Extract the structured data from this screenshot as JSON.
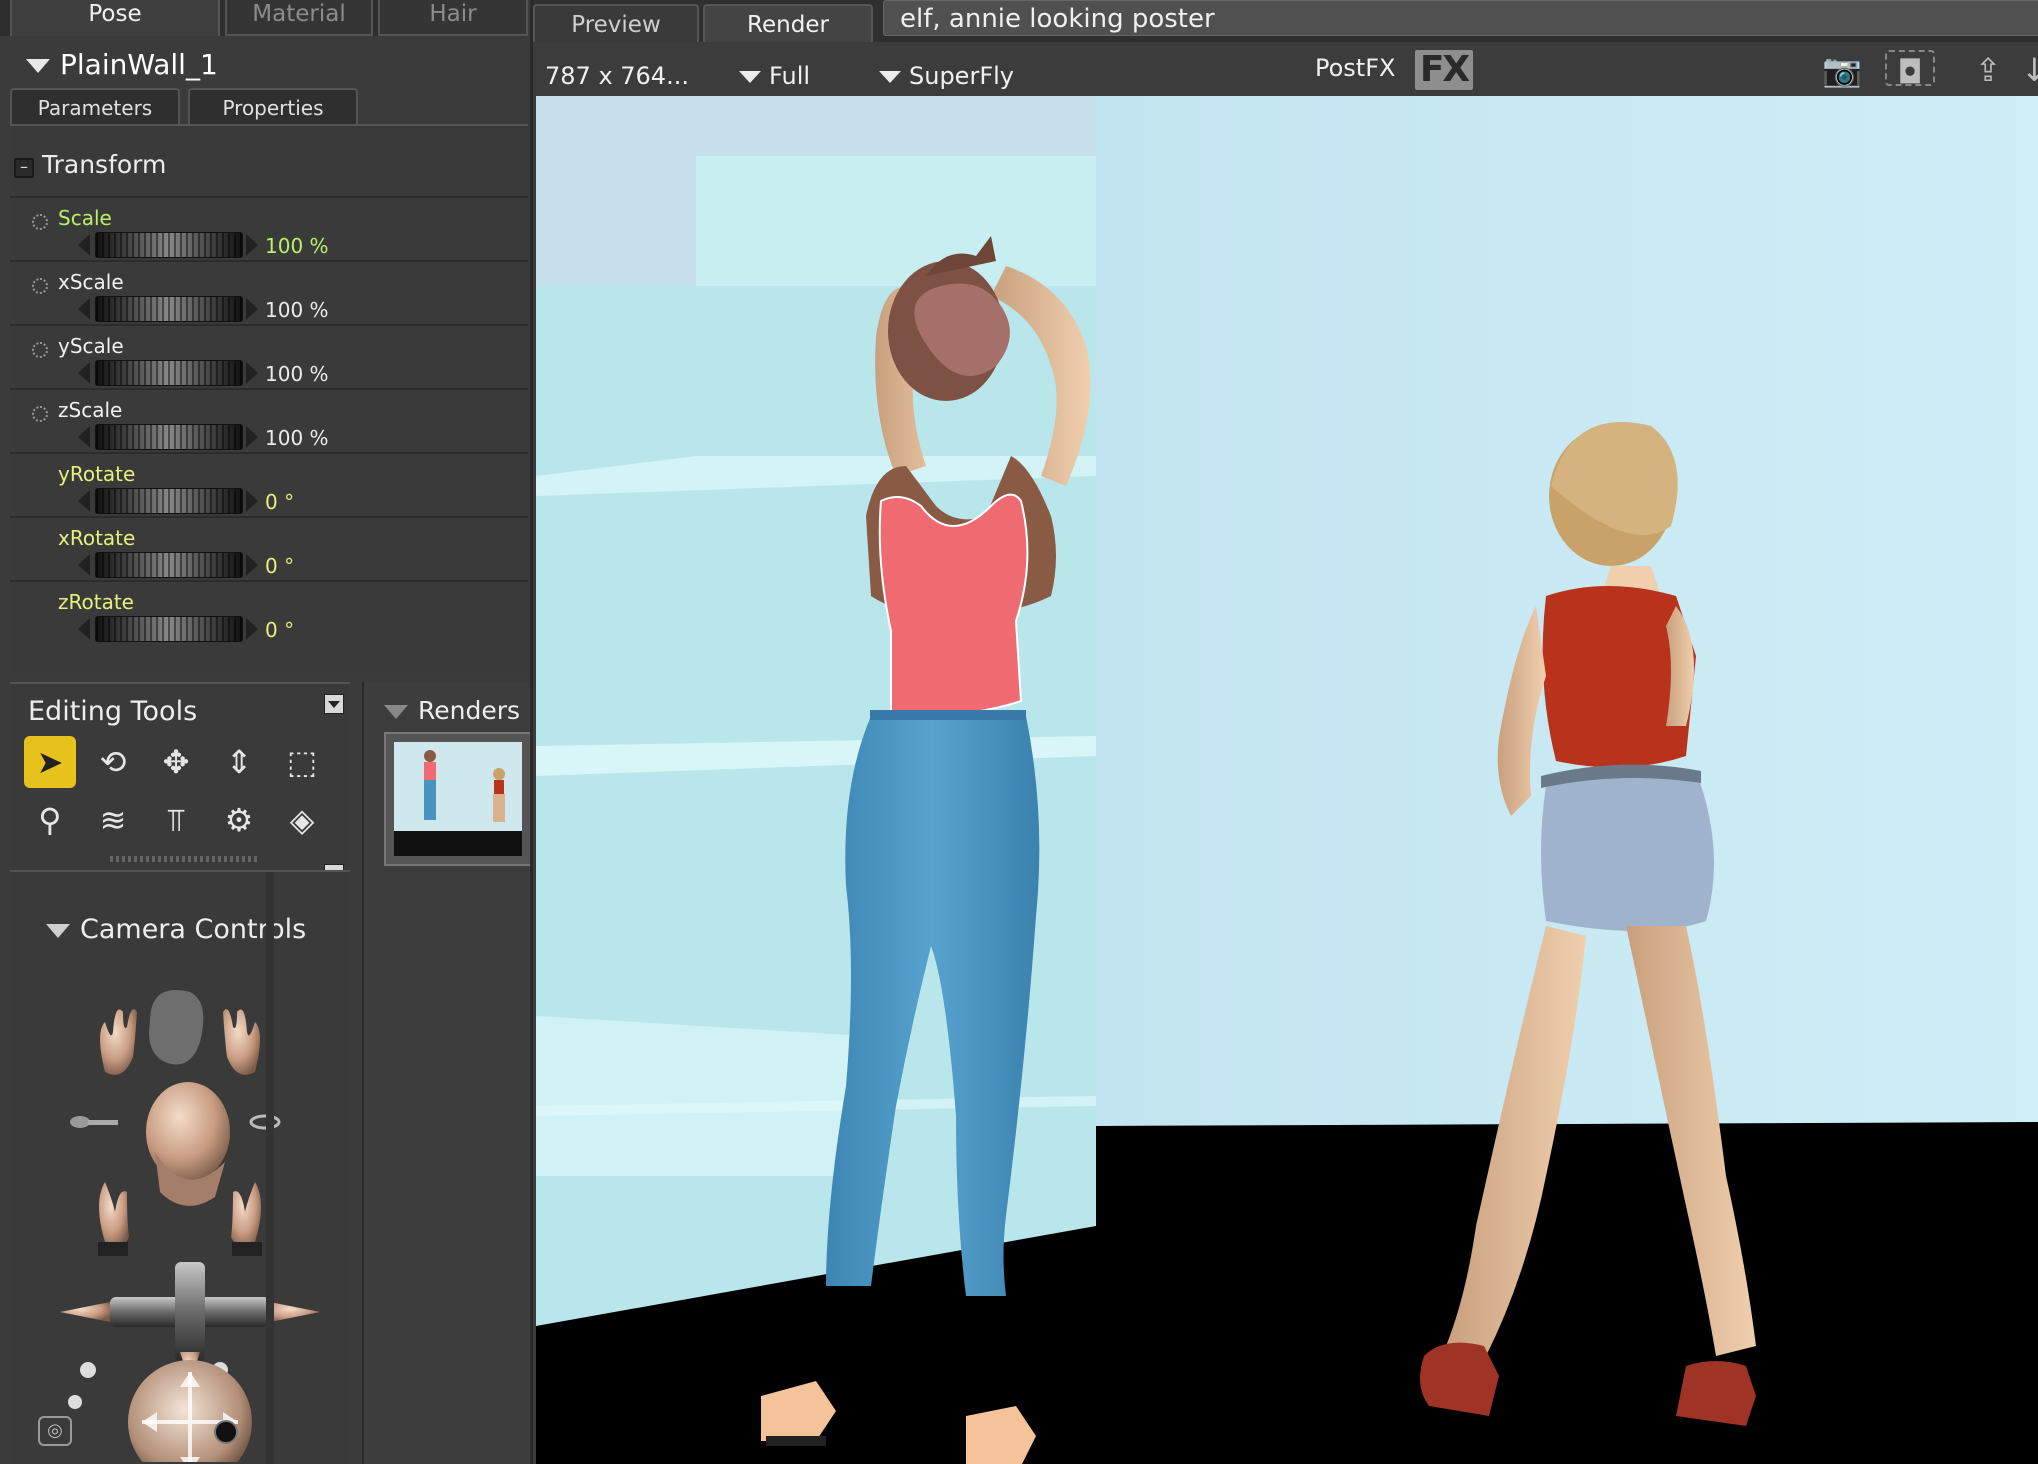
{
  "pose_tabs": [
    "Pose",
    "Material",
    "Hair"
  ],
  "figure": {
    "name": "PlainWall_1"
  },
  "sub_tabs": [
    "Parameters",
    "Properties"
  ],
  "transform": {
    "group_label": "Transform",
    "toggle_symbol": "–",
    "params": [
      {
        "name": "Scale",
        "value": "100 %",
        "highlight": "green"
      },
      {
        "name": "xScale",
        "value": "100 %",
        "highlight": "none"
      },
      {
        "name": "yScale",
        "value": "100 %",
        "highlight": "none"
      },
      {
        "name": "zScale",
        "value": "100 %",
        "highlight": "none"
      },
      {
        "name": "yRotate",
        "value": "0 °",
        "highlight": "yellow"
      },
      {
        "name": "xRotate",
        "value": "0 °",
        "highlight": "yellow"
      },
      {
        "name": "zRotate",
        "value": "0 °",
        "highlight": "yellow"
      }
    ]
  },
  "editing_tools": {
    "title": "Editing Tools",
    "tools": [
      {
        "icon": "select-arrow-icon",
        "glyph": "➤",
        "active": true
      },
      {
        "icon": "rotate-icon",
        "glyph": "⟲",
        "active": false
      },
      {
        "icon": "translate-icon",
        "glyph": "✥",
        "active": false
      },
      {
        "icon": "translate-in-out-icon",
        "glyph": "⇕",
        "active": false
      },
      {
        "icon": "scale-icon",
        "glyph": "⬚",
        "active": false
      },
      {
        "icon": "taper-icon",
        "glyph": "⚲",
        "active": false
      },
      {
        "icon": "twist-icon",
        "glyph": "≋",
        "active": false
      },
      {
        "icon": "chain-break-icon",
        "glyph": "⫪",
        "active": false
      },
      {
        "icon": "direct-manipulation-icon",
        "glyph": "⚙",
        "active": false
      },
      {
        "icon": "color-icon",
        "glyph": "◈",
        "active": false
      }
    ]
  },
  "renders_panel": {
    "title": "Renders"
  },
  "camera_controls": {
    "title": "Camera Controls"
  },
  "view_tabs": [
    "Preview",
    "Render"
  ],
  "render_name": "elf, annie looking poster",
  "render_bar": {
    "size": "787 x 764...",
    "resolution": "Full",
    "engine": "SuperFly",
    "postfx": "PostFX",
    "fx": "FX"
  },
  "colors": {
    "tool_active": "#e8c21c",
    "param_yellow": "#e7f07a",
    "param_green": "#b8f06a",
    "wall": "#cdeaf2",
    "floor": "#000000",
    "top_pink": "#f06a72",
    "jeans_blue": "#4a93c0",
    "top_red": "#b8321c",
    "shorts_denim": "#9fb4cc"
  }
}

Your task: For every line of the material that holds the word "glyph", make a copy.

Your solution:
        "glyph": "➤",
        "glyph": "⟲",
        "glyph": "✥",
        "glyph": "⇕",
        "glyph": "⬚",
        "glyph": "⚲",
        "glyph": "≋",
        "glyph": "⫪",
        "glyph": "⚙",
        "glyph": "◈",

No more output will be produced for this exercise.